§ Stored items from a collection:
'''

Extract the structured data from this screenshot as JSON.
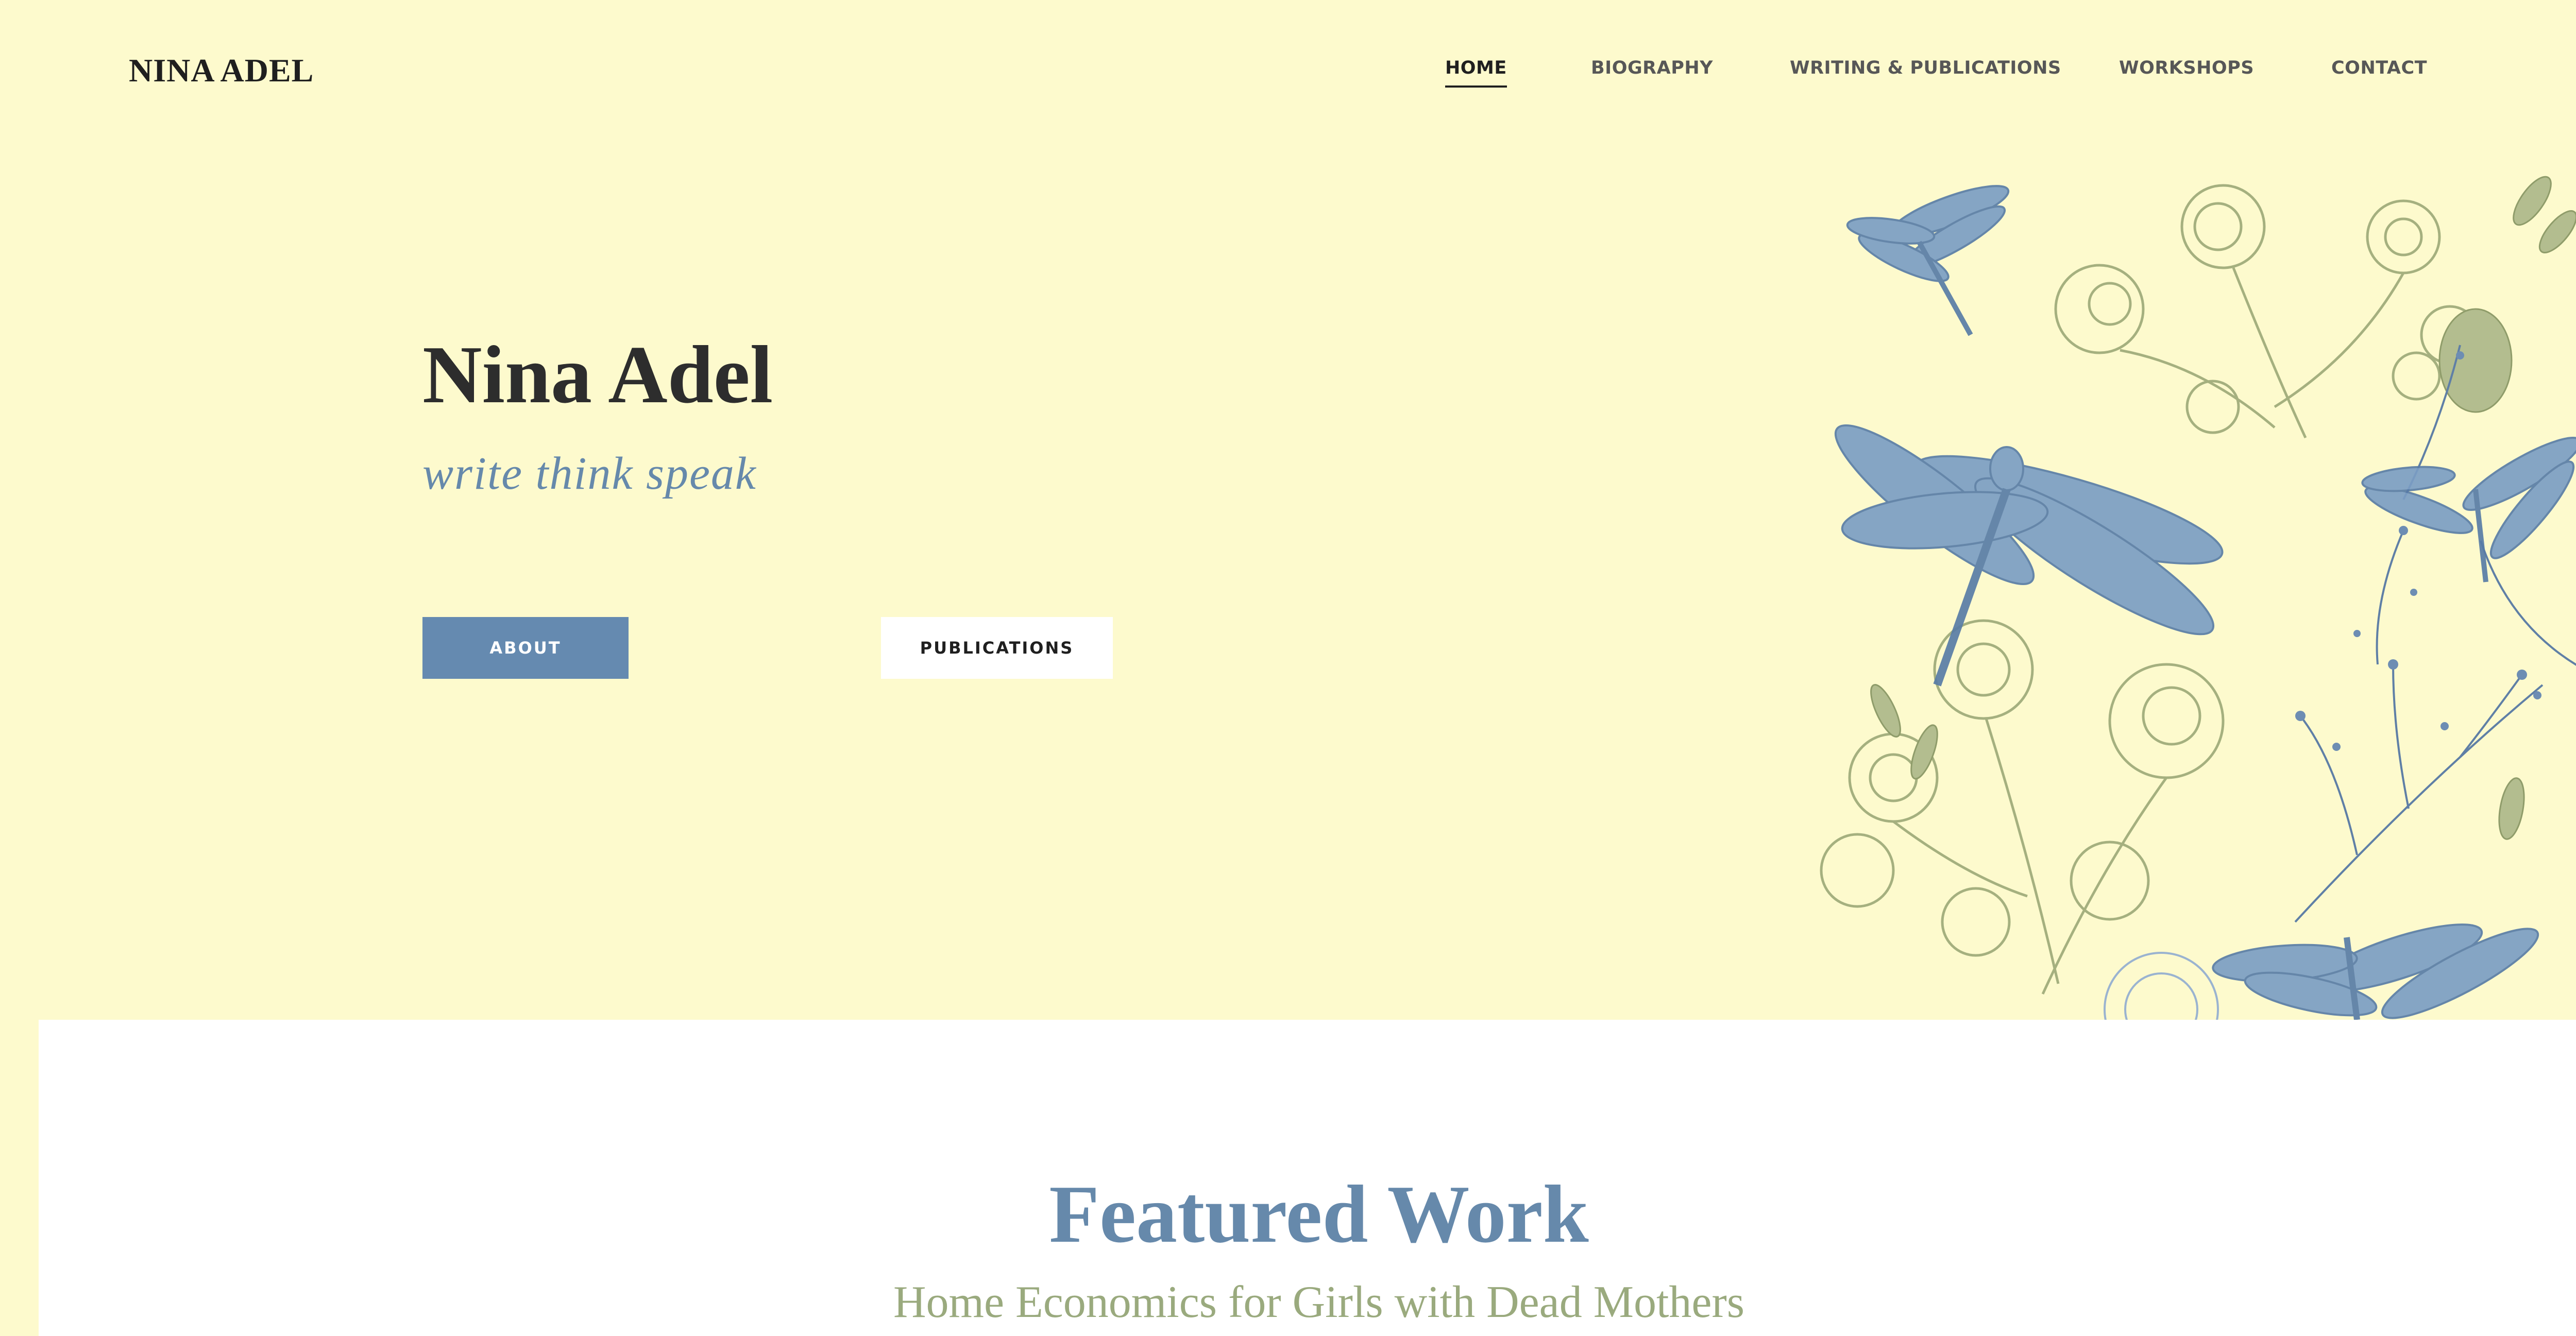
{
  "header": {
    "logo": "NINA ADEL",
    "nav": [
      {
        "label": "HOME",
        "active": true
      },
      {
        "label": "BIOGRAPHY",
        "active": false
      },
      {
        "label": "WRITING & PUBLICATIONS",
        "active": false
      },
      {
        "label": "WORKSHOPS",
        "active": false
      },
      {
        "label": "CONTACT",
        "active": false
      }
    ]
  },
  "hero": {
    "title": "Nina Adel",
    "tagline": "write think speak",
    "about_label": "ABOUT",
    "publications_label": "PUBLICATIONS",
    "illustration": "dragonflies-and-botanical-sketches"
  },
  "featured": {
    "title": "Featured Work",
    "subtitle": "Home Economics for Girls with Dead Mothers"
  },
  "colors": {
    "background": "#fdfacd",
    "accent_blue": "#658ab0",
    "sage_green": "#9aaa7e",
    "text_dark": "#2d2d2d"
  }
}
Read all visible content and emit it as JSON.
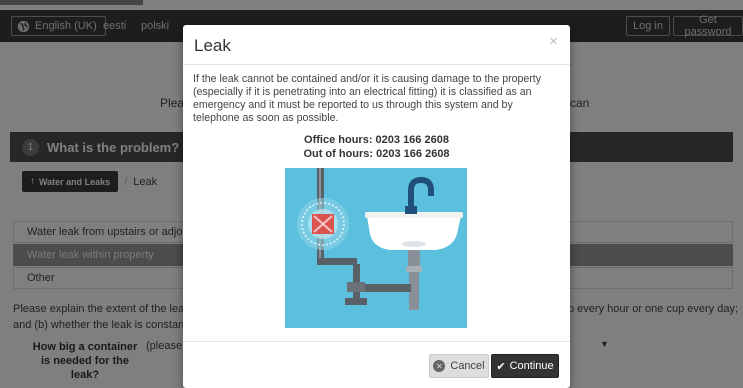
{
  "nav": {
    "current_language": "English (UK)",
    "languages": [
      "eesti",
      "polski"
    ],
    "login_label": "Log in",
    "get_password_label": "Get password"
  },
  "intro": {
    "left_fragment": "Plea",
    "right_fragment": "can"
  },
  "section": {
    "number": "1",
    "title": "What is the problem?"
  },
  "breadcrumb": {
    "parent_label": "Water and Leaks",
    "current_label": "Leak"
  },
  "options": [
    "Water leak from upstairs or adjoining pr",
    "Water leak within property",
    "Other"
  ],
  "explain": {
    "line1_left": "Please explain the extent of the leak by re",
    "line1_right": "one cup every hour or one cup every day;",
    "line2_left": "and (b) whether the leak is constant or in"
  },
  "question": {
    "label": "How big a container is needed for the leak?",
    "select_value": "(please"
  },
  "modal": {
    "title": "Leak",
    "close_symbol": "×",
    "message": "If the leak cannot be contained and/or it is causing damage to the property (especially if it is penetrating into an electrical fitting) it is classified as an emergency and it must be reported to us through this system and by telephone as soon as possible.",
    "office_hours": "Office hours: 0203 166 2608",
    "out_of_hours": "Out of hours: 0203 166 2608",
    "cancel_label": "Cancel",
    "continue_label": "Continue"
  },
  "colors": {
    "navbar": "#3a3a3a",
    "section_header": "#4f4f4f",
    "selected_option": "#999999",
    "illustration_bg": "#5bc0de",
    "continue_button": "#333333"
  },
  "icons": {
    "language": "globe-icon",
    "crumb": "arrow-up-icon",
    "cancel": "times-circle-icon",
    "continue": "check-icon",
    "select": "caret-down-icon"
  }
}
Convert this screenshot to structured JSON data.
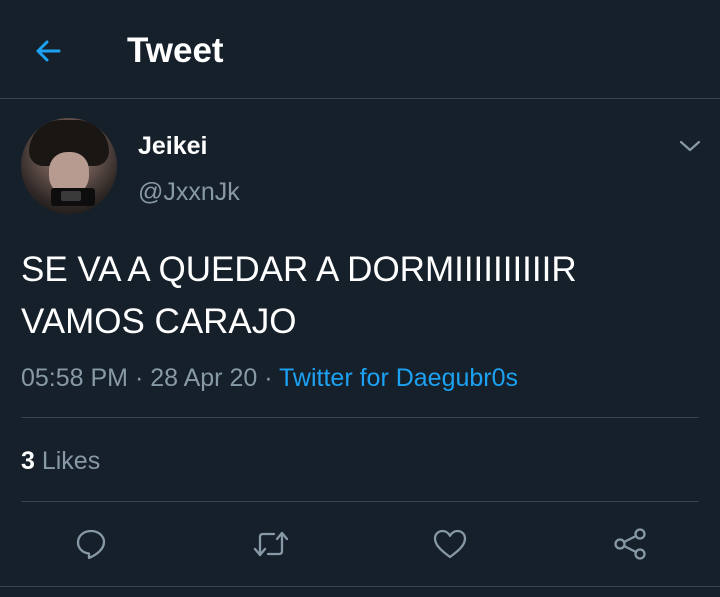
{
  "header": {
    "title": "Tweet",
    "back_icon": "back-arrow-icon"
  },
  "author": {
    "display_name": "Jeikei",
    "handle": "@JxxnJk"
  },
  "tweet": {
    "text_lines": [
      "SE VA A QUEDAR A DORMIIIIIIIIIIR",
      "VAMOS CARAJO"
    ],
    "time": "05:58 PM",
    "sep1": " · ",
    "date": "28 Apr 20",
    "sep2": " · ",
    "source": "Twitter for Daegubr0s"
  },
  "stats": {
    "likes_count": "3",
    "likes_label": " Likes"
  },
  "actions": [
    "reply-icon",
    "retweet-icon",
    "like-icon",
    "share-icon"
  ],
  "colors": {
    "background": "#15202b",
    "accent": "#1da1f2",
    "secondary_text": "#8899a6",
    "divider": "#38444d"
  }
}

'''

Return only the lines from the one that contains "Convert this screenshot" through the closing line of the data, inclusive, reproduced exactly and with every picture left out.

Convert this screenshot to structured JSON data.
{
  "header": {
    "title": "Tweet",
    "back_icon": "back-arrow-icon"
  },
  "author": {
    "display_name": "Jeikei",
    "handle": "@JxxnJk"
  },
  "tweet": {
    "text_lines": [
      "SE VA A QUEDAR A DORMIIIIIIIIIIR",
      "VAMOS CARAJO"
    ],
    "time": "05:58 PM",
    "sep1": " · ",
    "date": "28 Apr 20",
    "sep2": " · ",
    "source": "Twitter for Daegubr0s"
  },
  "stats": {
    "likes_count": "3",
    "likes_label": " Likes"
  },
  "actions": [
    "reply-icon",
    "retweet-icon",
    "like-icon",
    "share-icon"
  ],
  "colors": {
    "background": "#15202b",
    "accent": "#1da1f2",
    "secondary_text": "#8899a6",
    "divider": "#38444d"
  }
}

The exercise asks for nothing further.